Yesterday, Prime Minister Justin Trudeau convened the Incident Response Group to discuss the war in Ukraine. Joined by ministers and senior officials, he was briefed on the latest developments in the ongoing Russian invasion of Ukraine and Canada’s response on multiple fronts.
The group considered the impact of the latest sanctions imposed by Canada against Russia and those who are directly responsible for this unprovoked invasion or are helping to support it. This includes new sanctions on 22 senior officials of Belarus’ Department of Defence who supported the attack, notably by allowing their country to serve as a launch pad for Russia’s ongoing aggression. They discussed the impact that economic sanctions from Canada and its international partners are having on Russia’s economy, with the ruble going down in value by about 30 per cent since the start of Russia’s unjustifiable attack. They committed to continue working with other countries to coordinate further economic sanctions against key Russian elites and proxies, and their enablers and facilitators, to isolate them from the international financial system, including through the Russian Elites, Proxies, and Oligarchs Task Force announced earlier this week.

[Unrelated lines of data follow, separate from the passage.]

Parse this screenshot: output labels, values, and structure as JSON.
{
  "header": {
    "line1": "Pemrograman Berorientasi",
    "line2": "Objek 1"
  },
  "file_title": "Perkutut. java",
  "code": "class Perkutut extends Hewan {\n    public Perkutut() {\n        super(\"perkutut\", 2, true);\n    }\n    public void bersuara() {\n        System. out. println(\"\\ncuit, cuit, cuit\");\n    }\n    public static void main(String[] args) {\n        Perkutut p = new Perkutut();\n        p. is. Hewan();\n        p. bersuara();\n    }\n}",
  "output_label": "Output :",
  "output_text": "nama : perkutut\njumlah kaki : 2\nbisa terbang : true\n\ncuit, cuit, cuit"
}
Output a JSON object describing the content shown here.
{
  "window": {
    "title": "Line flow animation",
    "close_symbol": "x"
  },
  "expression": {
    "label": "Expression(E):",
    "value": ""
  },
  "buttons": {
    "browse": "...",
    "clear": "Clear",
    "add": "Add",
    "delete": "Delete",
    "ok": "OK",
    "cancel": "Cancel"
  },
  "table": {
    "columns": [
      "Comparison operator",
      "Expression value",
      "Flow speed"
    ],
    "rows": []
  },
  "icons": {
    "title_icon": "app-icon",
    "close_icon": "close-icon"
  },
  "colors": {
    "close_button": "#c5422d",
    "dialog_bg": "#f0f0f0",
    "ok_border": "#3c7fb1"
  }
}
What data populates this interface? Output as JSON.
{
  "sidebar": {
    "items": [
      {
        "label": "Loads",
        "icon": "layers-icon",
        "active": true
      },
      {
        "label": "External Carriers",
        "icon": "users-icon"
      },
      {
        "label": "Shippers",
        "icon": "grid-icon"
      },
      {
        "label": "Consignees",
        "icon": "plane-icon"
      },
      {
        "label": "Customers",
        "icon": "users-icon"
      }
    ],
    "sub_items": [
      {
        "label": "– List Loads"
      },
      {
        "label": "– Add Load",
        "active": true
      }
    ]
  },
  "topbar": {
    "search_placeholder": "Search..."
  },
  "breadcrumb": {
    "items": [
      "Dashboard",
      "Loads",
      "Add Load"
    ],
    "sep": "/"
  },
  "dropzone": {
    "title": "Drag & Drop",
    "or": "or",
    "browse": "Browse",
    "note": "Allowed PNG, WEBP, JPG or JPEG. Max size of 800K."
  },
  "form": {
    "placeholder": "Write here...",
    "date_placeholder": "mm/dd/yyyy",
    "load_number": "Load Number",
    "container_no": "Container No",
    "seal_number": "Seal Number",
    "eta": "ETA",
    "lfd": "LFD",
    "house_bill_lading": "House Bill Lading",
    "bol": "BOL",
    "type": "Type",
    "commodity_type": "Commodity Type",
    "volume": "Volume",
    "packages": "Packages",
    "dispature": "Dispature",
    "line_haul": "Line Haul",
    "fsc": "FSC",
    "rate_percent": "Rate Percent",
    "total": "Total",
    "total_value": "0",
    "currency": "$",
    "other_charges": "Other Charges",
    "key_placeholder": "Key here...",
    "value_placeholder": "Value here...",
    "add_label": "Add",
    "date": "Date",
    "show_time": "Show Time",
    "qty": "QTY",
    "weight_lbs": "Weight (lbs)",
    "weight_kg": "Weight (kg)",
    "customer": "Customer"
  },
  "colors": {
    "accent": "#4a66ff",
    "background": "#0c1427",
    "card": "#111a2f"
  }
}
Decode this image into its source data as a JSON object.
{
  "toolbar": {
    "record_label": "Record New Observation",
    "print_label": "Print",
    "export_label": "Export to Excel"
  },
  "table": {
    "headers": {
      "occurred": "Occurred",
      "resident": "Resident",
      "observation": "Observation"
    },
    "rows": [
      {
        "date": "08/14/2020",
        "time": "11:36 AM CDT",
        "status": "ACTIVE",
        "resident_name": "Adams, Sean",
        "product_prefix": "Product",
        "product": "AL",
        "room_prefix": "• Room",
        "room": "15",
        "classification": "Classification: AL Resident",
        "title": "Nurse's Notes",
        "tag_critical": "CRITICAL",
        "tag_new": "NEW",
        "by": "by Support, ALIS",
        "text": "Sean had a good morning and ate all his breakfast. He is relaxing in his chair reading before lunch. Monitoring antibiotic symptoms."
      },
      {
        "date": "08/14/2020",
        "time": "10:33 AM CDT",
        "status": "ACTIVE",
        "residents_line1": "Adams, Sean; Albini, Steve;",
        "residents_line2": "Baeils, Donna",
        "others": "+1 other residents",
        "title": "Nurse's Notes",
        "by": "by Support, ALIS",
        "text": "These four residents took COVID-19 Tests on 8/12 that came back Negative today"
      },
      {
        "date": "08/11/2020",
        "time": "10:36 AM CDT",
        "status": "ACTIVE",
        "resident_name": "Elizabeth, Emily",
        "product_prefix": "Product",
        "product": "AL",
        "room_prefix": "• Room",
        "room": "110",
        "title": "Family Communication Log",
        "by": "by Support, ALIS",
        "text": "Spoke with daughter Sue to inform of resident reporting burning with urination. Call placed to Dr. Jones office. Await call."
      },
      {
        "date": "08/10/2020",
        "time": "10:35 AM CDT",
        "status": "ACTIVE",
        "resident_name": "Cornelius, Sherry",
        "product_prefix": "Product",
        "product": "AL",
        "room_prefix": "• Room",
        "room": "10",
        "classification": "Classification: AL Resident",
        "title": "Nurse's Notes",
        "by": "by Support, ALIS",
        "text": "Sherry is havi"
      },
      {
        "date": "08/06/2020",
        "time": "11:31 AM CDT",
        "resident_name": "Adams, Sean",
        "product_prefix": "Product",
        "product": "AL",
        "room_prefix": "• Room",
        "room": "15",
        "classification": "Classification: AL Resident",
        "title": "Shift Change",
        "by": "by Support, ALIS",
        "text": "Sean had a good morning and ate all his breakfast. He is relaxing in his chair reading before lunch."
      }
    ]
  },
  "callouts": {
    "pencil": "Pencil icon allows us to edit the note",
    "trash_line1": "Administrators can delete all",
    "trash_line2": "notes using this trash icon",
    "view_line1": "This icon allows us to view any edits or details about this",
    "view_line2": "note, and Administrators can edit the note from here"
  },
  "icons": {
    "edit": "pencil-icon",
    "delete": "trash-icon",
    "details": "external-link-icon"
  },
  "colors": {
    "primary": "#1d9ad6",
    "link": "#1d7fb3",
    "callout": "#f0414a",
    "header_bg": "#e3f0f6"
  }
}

The Prime Minister and ministers also discussed the latest military efforts from the Canadian Armed Forces to support Ukraine in the face of Russia’s illegal invasion. This includes the recent renewal – a year ahead of schedule – of Canada’s multi-year commitment to Operation REASSURANCE, the Canadian Armed Forces support to the North Atlantic Treaty Organization (NATO)’s assurance and deterrence measures in Central and Eastern Europe. It also includes an additional $50 million in defensive military equipment to Ukraine, as announced by the Prime Minister last week during his trip to Europe. The Prime Minister and ministers decided to continue working alongside allies and international partners to support Ukraine as they seek to address the security and humanitarian challenges in the region.
The group discussed the far-reaching impacts of the war, including on the availability of key resources, energy prices, food security, and the rapidly growing humanitarian and refugee crisis. On that last point, the Prime Minister and ministers reiterated their call on Russia to allow civilians to access humanitarian corridors. They received an update on ongoing efforts to help Ukrainians and their families get to Canada as quickly and as safely as possible, including by prioritizing and fast-tracking immigration applications and waiving application and processing fees. They also discussed the recent launch of the Canada-Ukraine authorization for emergency travel (CUAET), a special, accelerated temporary residence pathway for Ukrainians seeking safe haven in Canada, and the Job Bank’s Jobs for Ukraine webpage, which allows Canadian employers who wish to support Ukrainians with offers of employment to register these offers online. Since its launch, the site has already had over 54,000 visitors and 9,000 applications.
The Prime Minister and ministers emphasized Canada’s unwavering commitment to support Ukraine’s sovereignty, security, and territorial integrity. They praised the exceptional courage of the Ukrainian people in the face of Russia’s ongoing aggression and the steadfast leadership of President Volodymyr Zelenskyy, who delivered a powerful speech to the Parliament of Canada on Tuesday. The Prime Minister noted he would meet with NATO, G7, and European Union partners during his trip to Europe next week to advance our shared support for Ukraine. He told the group that Canada would continue to put measures in place to support Ukraine and help restore peace in the region.